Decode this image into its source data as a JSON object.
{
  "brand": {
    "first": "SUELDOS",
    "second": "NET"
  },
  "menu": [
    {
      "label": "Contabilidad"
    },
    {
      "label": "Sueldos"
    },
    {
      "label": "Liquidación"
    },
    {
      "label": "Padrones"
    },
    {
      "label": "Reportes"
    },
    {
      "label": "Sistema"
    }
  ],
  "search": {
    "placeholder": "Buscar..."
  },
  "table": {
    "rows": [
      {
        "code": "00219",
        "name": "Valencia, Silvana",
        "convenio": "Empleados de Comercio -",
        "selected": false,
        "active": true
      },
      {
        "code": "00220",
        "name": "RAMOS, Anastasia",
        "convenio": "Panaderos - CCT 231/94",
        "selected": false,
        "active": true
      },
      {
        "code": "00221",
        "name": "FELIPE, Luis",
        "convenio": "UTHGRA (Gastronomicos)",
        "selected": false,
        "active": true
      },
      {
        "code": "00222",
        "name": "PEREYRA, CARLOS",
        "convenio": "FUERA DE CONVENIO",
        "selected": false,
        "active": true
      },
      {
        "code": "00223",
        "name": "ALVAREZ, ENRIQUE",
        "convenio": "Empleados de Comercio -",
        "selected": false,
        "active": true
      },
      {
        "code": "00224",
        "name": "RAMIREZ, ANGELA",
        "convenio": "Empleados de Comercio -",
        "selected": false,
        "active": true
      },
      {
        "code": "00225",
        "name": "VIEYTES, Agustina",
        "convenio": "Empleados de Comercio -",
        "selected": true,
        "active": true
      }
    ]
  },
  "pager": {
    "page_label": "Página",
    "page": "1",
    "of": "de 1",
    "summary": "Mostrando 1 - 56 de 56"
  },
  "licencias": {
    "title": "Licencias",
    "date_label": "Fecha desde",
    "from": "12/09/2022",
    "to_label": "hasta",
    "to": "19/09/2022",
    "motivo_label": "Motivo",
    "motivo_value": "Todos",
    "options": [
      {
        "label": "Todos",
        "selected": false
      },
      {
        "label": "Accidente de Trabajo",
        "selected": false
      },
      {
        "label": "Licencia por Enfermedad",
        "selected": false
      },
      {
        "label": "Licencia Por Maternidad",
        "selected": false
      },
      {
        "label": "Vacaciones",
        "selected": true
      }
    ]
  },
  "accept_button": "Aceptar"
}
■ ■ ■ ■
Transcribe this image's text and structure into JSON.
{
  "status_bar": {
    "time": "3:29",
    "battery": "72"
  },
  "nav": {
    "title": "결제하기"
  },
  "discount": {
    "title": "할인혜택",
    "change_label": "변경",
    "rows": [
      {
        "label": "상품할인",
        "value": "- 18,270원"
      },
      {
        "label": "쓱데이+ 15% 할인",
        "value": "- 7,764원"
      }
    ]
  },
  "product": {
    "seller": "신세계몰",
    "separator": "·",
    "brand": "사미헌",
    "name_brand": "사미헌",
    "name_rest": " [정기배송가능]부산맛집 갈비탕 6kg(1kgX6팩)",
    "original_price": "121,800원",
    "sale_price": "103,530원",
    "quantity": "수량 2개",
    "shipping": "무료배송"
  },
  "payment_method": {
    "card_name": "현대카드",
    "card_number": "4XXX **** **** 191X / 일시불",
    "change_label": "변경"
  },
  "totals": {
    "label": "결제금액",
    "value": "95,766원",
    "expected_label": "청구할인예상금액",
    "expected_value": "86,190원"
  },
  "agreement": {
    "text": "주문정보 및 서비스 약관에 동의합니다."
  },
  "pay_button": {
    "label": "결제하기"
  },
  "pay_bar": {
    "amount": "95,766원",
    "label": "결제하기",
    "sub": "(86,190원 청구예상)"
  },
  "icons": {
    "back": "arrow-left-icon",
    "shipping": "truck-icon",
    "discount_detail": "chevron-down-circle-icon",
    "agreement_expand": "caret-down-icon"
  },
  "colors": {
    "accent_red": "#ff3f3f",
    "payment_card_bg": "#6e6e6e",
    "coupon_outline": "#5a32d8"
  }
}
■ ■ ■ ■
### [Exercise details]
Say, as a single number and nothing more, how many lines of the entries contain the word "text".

### [Answer area]
2